I am truly proud to cater many of RISE ABOVE’s training sessions to the demanding needs of these first responder professionals.  I was able to witness the importance of everyday training and the positive effect it can have on so many lives.  I am humbled by the fact that many of the first responders from RISE ABOVE contribute their ability to perform at their highest level to their everyday training.  I am proud that my gym members as well as all the first responders exemplified strong minds and bodies enhanced from their everyday training.

The success in dealing with the San Bruno Fire comes down to people trained in different areas of expertise coming together and executing their skills to create a united front to physically and emotionally support the residents affected by the tragedy.  More and more I realize that it is the individual training that is so crucial to successfully deal with such events.

The days immediately following the San Bruno Fire were a rollercoaster ride of emotions and it took unwavering physical and mental strength by an entire community to move forward.  I was very impressed to see how the San Bruno community holds many of the same goals and values that I consider most prevalent for the success of the RISE ABOVE gym.  I realize that the standards set for my gym and myself are a direct reflection of my upbringing in a strong, supportive neighborhood.  The support from my childhood neighborhood has instilled these goals in me laying the foundation for many of my current accomplishments.  I now feel even more fortunate to be part of the San Bruno community where neighbors who watched me grow up were still there to support one another after all these years.

The clean up and rebuilding process begins

Whenever I come to a crossroads in my life, business or training, I will draw upon this experience and push myself and the people I train just a bit further to realize their potential and ability to do so much more.  I now appreciate more than ever the importance of pushing myself and others to achieve their greatest potential, because we never know when we will be called upon to use our training.

In the spirit of the community giving so much back to San Bruno I will be having a Basic Kettlebell Workshop on Saturday October 30th 2010 from noon-3pm.  All of the money I receive for the seminar will be donated to a San Bruno charity.  To sign up, donate, or check out more information go to page here

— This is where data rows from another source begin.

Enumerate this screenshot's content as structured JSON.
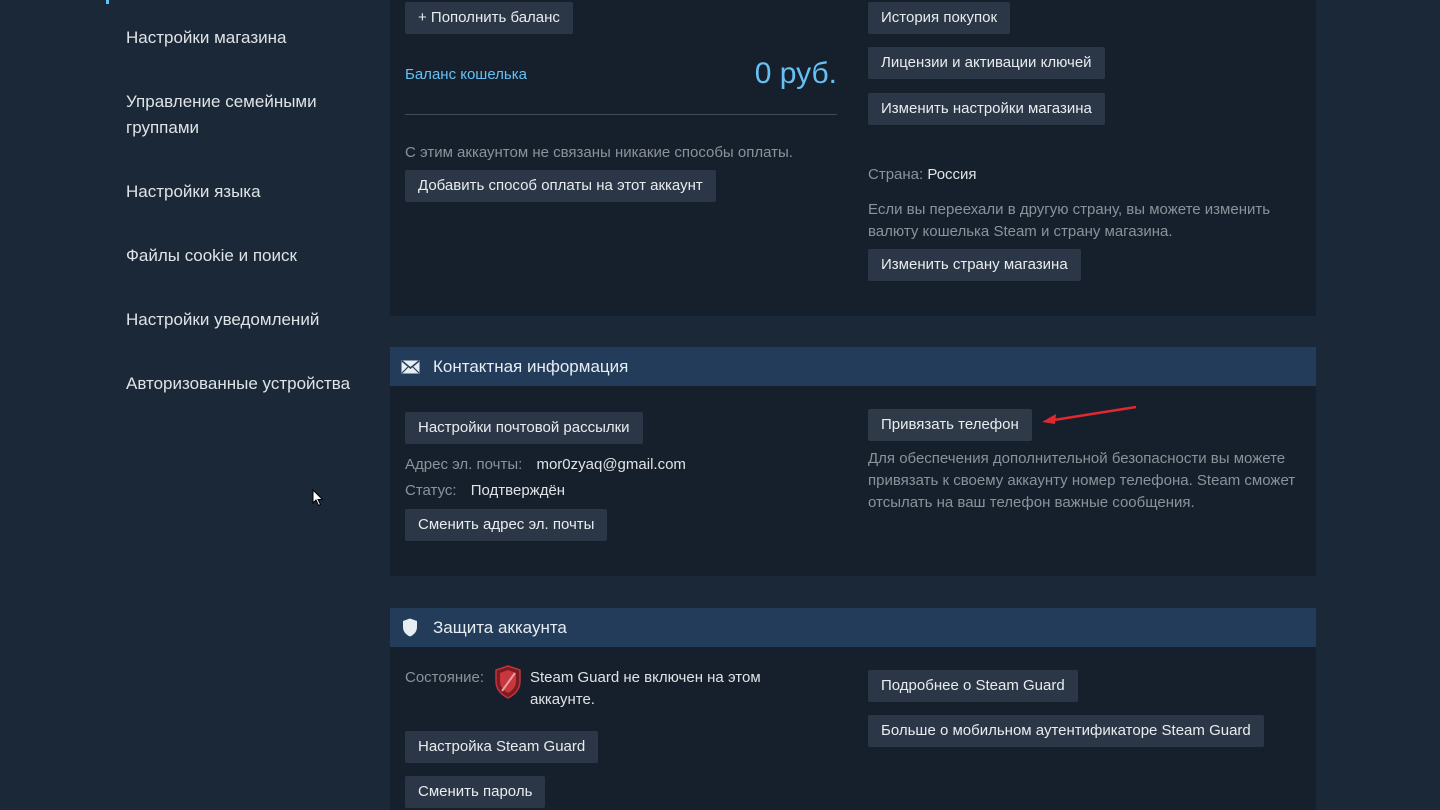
{
  "sidebar": {
    "items": [
      {
        "label": "Настройки магазина"
      },
      {
        "label": "Управление семейными группами"
      },
      {
        "label": "Настройки языка"
      },
      {
        "label": "Файлы cookie и поиск"
      },
      {
        "label": "Настройки уведомлений"
      },
      {
        "label": "Авторизованные устройства"
      }
    ]
  },
  "store": {
    "add_funds_button": "+ Пополнить баланс",
    "wallet_balance_label": "Баланс кошелька",
    "wallet_balance_value": "0 руб.",
    "no_payment_text": "С этим аккаунтом не связаны никакие способы оплаты.",
    "add_payment_button": "Добавить способ оплаты на этот аккаунт",
    "purchase_history_button": "История покупок",
    "licenses_button": "Лицензии и активации ключей",
    "change_store_settings_button": "Изменить настройки магазина",
    "country_label": "Страна:",
    "country_value": "Россия",
    "moved_text": "Если вы переехали в другую страну, вы можете изменить валюту кошелька Steam и страну магазина.",
    "change_country_button": "Изменить страну магазина"
  },
  "contact": {
    "title": "Контактная информация",
    "newsletter_button": "Настройки почтовой рассылки",
    "email_label": "Адрес эл. почты:",
    "email_value": "mor0zyaq@gmail.com",
    "status_label": "Статус:",
    "status_value": "Подтверждён",
    "change_email_button": "Сменить адрес эл. почты",
    "add_phone_button": "Привязать телефон",
    "phone_text": "Для обеспечения дополнительной безопасности вы можете привязать к своему аккаунту номер телефона. Steam сможет отсылать на ваш телефон важные сообщения."
  },
  "security": {
    "title": "Защита аккаунта",
    "state_label": "Состояние:",
    "state_value": "Steam Guard не включен на этом аккаунте.",
    "steam_guard_setup_button": "Настройка Steam Guard",
    "change_password_button": "Сменить пароль",
    "more_steam_guard_button": "Подробнее о Steam Guard",
    "mobile_auth_button": "Больше о мобильном аутентификаторе Steam Guard"
  },
  "colors": {
    "background": "#1b2838",
    "panel": "#16202d",
    "header": "#233c5a",
    "accent": "#66c0f4",
    "annotation_arrow": "#e0282e"
  },
  "icons": {
    "contact": "envelope-icon",
    "security": "shield-icon",
    "state": "red-shield-icon",
    "cursor": "mouse-cursor-icon"
  }
}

Thanks to everyone for their well wishes and support through this endeavor.